Exercise goal: Search the data for the string "placeholder", and report each line where it is found.

"""

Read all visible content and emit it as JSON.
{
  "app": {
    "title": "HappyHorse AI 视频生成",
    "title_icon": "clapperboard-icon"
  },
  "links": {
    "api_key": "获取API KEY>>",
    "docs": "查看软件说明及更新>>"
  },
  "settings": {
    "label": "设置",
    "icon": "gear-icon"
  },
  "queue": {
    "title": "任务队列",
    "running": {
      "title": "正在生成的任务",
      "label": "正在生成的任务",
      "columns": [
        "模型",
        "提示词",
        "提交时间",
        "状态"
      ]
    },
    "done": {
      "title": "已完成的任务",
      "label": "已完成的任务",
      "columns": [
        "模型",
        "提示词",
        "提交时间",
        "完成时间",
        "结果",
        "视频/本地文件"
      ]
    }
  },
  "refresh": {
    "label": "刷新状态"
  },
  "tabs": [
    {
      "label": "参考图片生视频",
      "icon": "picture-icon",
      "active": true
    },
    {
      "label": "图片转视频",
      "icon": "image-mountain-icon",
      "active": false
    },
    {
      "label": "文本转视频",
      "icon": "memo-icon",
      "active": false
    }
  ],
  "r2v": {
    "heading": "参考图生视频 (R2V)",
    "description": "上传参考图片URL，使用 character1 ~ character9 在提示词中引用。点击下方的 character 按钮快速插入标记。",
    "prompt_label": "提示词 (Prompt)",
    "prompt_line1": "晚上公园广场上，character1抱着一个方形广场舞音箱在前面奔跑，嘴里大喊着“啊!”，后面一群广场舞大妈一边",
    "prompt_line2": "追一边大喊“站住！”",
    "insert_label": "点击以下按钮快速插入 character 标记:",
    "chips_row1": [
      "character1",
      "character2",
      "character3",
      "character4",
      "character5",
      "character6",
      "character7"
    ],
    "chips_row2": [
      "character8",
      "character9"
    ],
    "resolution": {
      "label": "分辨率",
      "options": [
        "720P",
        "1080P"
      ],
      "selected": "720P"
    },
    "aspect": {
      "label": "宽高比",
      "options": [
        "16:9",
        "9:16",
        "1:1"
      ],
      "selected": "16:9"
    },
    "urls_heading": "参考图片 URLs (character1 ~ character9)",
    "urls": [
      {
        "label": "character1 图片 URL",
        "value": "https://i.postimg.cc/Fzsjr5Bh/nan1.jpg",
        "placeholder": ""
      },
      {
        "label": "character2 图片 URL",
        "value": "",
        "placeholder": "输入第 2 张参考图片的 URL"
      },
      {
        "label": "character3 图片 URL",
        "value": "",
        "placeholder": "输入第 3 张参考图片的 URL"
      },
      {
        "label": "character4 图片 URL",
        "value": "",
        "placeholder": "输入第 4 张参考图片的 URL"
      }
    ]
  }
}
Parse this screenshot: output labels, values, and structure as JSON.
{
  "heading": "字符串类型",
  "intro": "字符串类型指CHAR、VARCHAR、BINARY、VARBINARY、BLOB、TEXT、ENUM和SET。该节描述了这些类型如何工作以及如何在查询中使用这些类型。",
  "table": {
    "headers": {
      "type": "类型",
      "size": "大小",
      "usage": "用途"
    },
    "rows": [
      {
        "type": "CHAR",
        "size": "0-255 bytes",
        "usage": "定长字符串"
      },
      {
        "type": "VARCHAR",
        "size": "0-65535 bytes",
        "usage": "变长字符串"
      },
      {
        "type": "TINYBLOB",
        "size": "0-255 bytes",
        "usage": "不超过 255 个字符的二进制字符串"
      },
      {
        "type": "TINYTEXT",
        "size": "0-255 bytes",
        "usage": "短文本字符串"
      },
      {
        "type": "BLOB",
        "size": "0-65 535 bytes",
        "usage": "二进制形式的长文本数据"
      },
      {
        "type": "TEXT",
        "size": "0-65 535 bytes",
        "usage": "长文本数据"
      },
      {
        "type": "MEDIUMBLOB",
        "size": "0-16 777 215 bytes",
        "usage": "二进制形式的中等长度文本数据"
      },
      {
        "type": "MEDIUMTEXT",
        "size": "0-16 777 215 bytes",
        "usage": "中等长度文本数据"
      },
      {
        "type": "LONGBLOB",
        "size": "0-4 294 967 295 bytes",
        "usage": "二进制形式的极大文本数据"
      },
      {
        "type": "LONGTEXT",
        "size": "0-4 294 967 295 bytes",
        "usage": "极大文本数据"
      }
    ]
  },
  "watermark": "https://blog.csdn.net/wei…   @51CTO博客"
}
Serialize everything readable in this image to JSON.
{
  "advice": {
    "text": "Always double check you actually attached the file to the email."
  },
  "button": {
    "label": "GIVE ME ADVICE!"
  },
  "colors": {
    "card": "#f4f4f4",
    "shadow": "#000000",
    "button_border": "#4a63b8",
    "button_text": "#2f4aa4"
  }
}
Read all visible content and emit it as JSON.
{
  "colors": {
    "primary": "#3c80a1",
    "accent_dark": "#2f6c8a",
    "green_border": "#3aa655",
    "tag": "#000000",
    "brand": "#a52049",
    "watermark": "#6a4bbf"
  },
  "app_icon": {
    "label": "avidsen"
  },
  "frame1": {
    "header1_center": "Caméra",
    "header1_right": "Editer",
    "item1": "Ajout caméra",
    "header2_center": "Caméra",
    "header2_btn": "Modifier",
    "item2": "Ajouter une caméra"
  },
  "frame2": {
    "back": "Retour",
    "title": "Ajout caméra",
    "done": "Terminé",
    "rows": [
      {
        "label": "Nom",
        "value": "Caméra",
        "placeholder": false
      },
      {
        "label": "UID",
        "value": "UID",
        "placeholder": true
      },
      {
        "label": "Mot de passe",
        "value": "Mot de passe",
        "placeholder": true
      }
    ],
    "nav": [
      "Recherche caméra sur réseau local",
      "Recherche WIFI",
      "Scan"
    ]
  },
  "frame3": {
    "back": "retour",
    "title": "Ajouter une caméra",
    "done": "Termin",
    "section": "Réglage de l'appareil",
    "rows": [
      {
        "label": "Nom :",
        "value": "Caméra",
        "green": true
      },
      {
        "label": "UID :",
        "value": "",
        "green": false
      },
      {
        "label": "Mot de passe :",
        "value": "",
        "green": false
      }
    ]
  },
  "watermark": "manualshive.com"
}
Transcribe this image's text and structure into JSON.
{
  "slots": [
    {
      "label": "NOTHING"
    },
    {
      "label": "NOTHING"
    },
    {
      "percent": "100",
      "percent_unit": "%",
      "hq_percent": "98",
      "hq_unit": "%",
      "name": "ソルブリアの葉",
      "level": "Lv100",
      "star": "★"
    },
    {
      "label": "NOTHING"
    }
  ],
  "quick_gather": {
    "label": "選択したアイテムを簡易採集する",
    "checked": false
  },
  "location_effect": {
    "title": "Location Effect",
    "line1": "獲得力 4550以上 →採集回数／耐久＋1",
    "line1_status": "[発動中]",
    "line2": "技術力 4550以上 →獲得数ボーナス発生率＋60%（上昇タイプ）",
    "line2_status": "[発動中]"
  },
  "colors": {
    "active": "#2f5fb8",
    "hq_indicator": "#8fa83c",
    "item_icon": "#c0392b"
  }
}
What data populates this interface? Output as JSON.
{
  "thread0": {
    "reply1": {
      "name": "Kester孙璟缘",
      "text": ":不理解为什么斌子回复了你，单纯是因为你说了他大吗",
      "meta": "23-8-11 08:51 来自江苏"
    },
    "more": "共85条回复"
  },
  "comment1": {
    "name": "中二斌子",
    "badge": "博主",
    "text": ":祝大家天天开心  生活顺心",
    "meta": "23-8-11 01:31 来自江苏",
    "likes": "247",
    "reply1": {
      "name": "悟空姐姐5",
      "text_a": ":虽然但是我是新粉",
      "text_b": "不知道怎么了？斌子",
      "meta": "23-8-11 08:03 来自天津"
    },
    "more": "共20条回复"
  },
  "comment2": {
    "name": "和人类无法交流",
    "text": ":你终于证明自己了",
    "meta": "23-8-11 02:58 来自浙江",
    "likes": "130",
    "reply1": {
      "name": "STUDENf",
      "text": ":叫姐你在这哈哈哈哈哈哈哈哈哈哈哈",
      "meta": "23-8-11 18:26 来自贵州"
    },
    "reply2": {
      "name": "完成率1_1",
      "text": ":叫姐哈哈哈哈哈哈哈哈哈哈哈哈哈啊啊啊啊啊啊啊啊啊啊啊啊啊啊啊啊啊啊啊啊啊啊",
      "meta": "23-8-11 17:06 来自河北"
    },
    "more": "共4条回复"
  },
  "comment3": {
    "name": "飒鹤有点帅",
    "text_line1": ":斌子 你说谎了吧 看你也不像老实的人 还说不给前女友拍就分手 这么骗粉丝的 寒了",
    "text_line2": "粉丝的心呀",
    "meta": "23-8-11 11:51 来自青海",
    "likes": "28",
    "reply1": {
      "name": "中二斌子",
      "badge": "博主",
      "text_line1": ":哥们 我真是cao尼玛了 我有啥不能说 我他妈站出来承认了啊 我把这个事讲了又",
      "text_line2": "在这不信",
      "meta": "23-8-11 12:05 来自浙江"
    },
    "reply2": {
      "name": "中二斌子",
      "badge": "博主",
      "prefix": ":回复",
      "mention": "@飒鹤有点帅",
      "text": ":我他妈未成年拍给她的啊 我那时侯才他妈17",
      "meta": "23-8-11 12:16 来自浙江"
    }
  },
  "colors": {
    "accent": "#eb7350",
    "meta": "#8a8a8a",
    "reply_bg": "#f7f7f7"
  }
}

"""

Solution for this exercise:
        "placeholder": ""
        "placeholder": "输入第 2 张参考图片的 URL"
        "placeholder": "输入第 3 张参考图片的 URL"
        "placeholder": "输入第 4 张参考图片的 URL"
        "placeholder": false
        "placeholder": true
        "placeholder": true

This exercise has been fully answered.